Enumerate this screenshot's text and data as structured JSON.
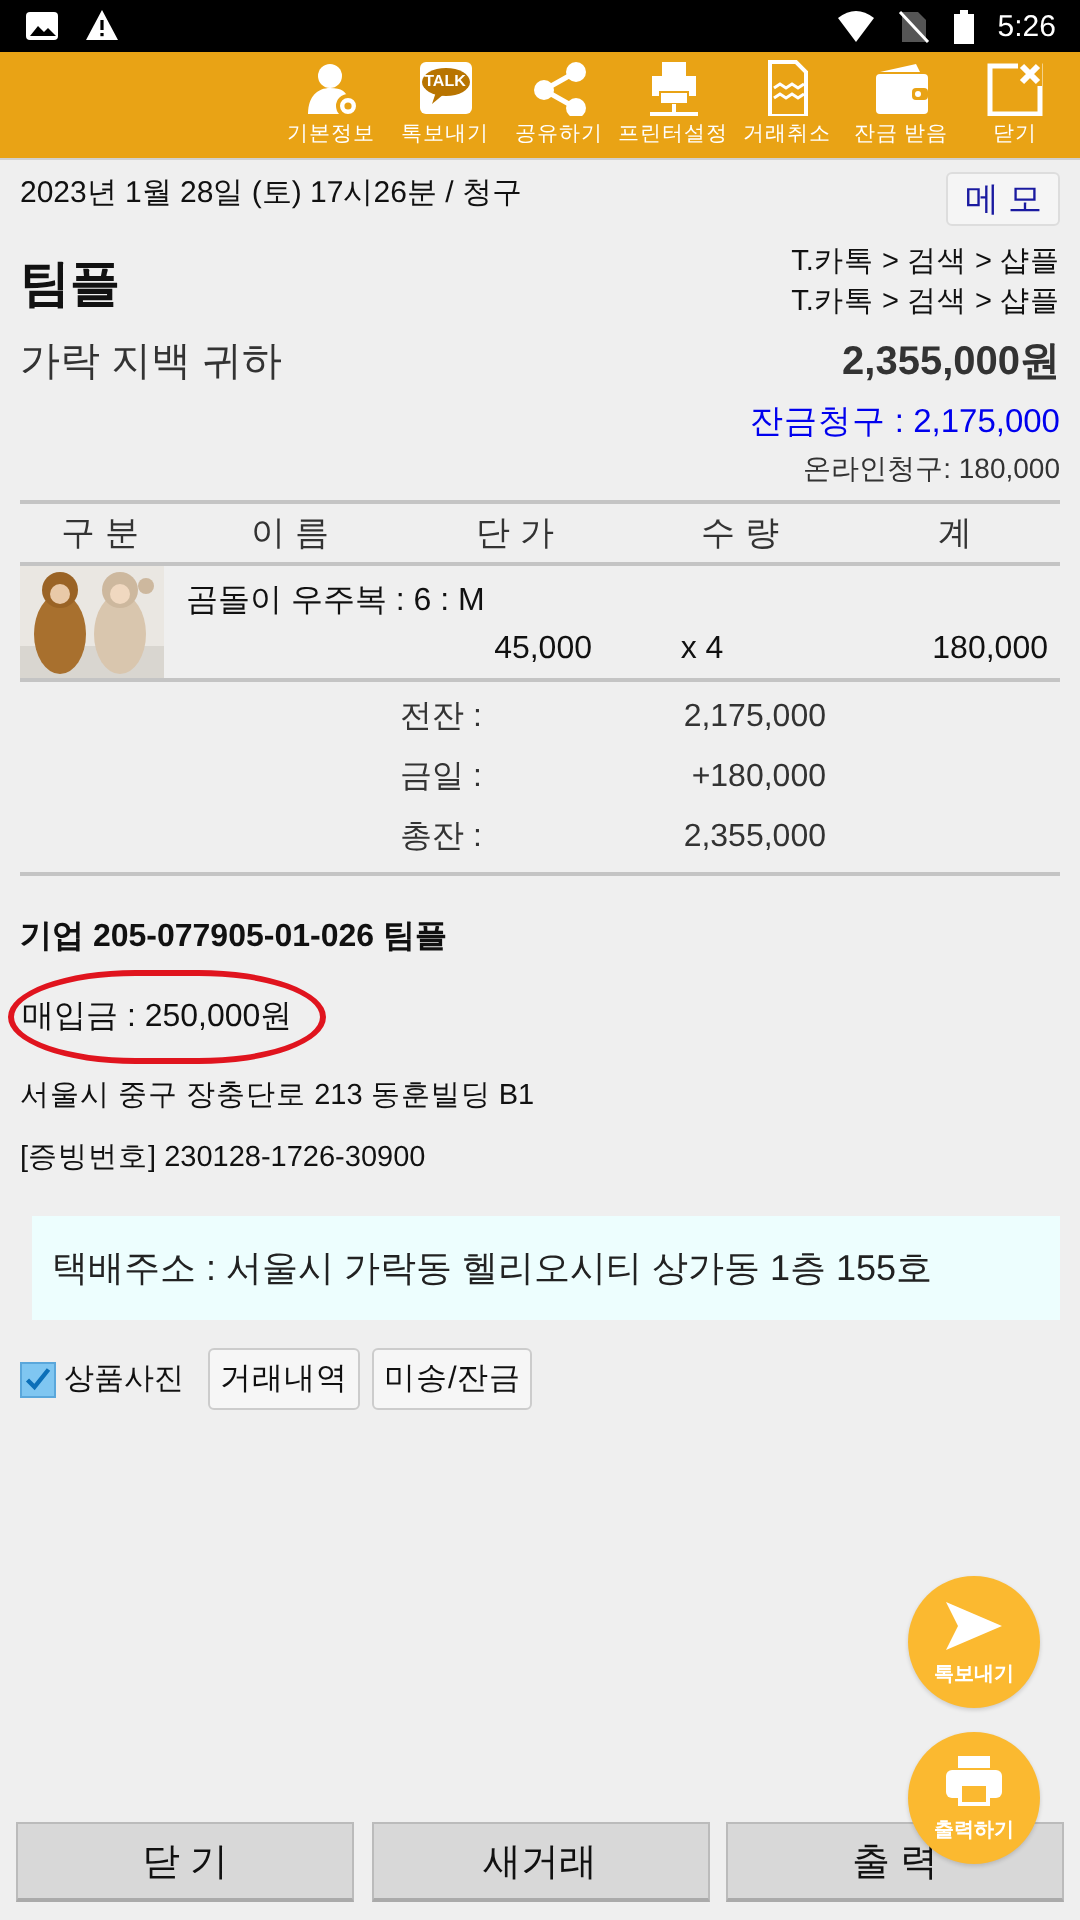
{
  "status_bar": {
    "time": "5:26"
  },
  "toolbar": [
    {
      "kind": "profile",
      "label": "기본정보"
    },
    {
      "kind": "talk",
      "label": "톡보내기",
      "icon_text": "TALK"
    },
    {
      "kind": "share",
      "label": "공유하기"
    },
    {
      "kind": "printer",
      "label": "프린터설정"
    },
    {
      "kind": "receipt",
      "label": "거래취소"
    },
    {
      "kind": "wallet",
      "label": "잔금 받음"
    },
    {
      "kind": "close",
      "label": "닫기"
    }
  ],
  "header": {
    "datetime": "2023년 1월 28일 (토) 17시26분 / 청구",
    "memo_button": "메 모"
  },
  "shop": {
    "name": "팀플",
    "paths": [
      "T.카톡 > 검색 > 샵플",
      "T.카톡 > 검색 > 샵플"
    ]
  },
  "customer": {
    "name": "가락 지백 귀하",
    "total": "2,355,000원",
    "balance_request": "잔금청구 : 2,175,000",
    "online_request": "온라인청구: 180,000"
  },
  "table": {
    "columns": [
      "구 분",
      "이 름",
      "단 가",
      "수 량",
      "계"
    ],
    "rows": [
      {
        "kind": "picture",
        "name": "곰돌이 우주복 : 6 : M",
        "price": "45,000",
        "qty": "x 4",
        "amount": "180,000"
      }
    ]
  },
  "summary": [
    {
      "label": "전잔 :",
      "value": "2,175,000"
    },
    {
      "label": "금일 :",
      "value": "+180,000"
    },
    {
      "label": "총잔 :",
      "value": "2,355,000"
    }
  ],
  "info": [
    {
      "kind": "account",
      "text": "기업 205-077905-01-026 팀플",
      "highlighted": false
    },
    {
      "kind": "purchase",
      "text": "매입금 : 250,000원",
      "highlighted": true
    },
    {
      "kind": "address",
      "text": "서울시 중구 장충단로 213 동훈빌딩 B1",
      "highlighted": false
    },
    {
      "kind": "receipt",
      "text": "[증빙번호] 230128-1726-30900",
      "highlighted": false
    }
  ],
  "delivery": "택배주소 : 서울시 가락동 헬리오시티 상가동 1층 155호",
  "options": {
    "photo_checkbox": {
      "label": "상품사진",
      "checked": true
    },
    "buttons": [
      "거래내역",
      "미송/잔금"
    ]
  },
  "fabs": [
    {
      "kind": "send",
      "label": "톡보내기"
    },
    {
      "kind": "print",
      "label": "출력하기"
    }
  ],
  "bottom_buttons": [
    "닫 기",
    "새거래",
    "출 력"
  ]
}
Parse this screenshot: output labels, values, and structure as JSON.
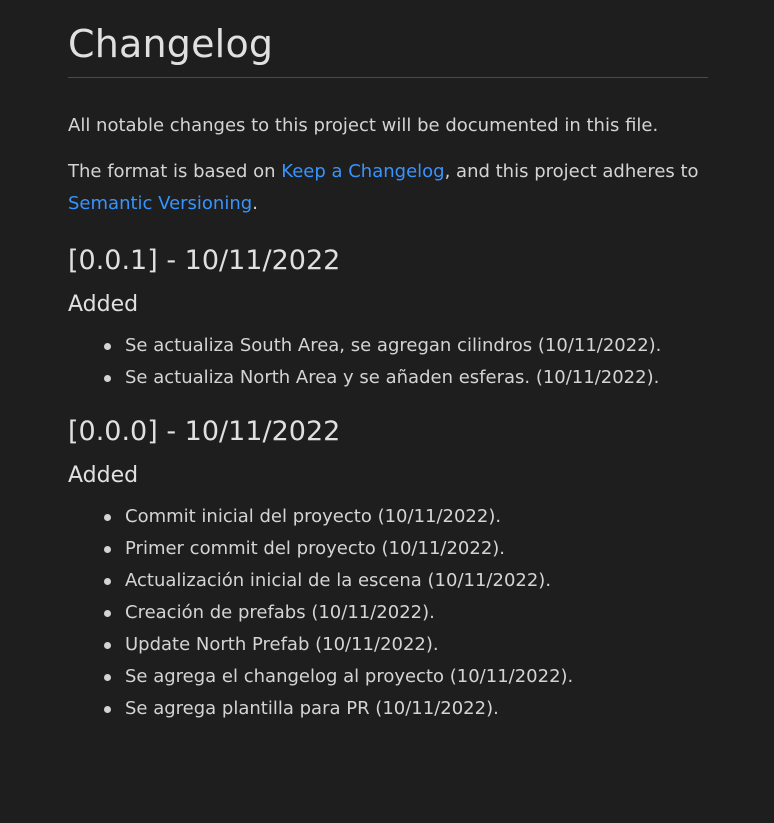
{
  "title": "Changelog",
  "intro": "All notable changes to this project will be documented in this file.",
  "format": {
    "prefix": "The format is based on ",
    "link1": "Keep a Changelog",
    "middle": ", and this project adheres to ",
    "link2": "Semantic Versioning",
    "suffix": "."
  },
  "releases": [
    {
      "heading": "[0.0.1] - 10/11/2022",
      "section": "Added",
      "items": [
        "Se actualiza South Area, se agregan cilindros (10/11/2022).",
        "Se actualiza North Area y se añaden esferas. (10/11/2022)."
      ]
    },
    {
      "heading": "[0.0.0] - 10/11/2022",
      "section": "Added",
      "items": [
        "Commit inicial del proyecto (10/11/2022).",
        "Primer commit del proyecto (10/11/2022).",
        "Actualización inicial de la escena (10/11/2022).",
        "Creación de prefabs (10/11/2022).",
        "Update North Prefab (10/11/2022).",
        "Se agrega el changelog al proyecto (10/11/2022).",
        "Se agrega plantilla para PR (10/11/2022)."
      ]
    }
  ]
}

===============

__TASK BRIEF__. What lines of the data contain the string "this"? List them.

__EXERCISE OUTPUT__.
Enumerate this screenshot's text and data as structured JSON.
Parse this screenshot: output labels, values, and structure as JSON.
  "intro": "All notable changes to this project will be documented in this file.",
    "middle": ", and this project adheres to ",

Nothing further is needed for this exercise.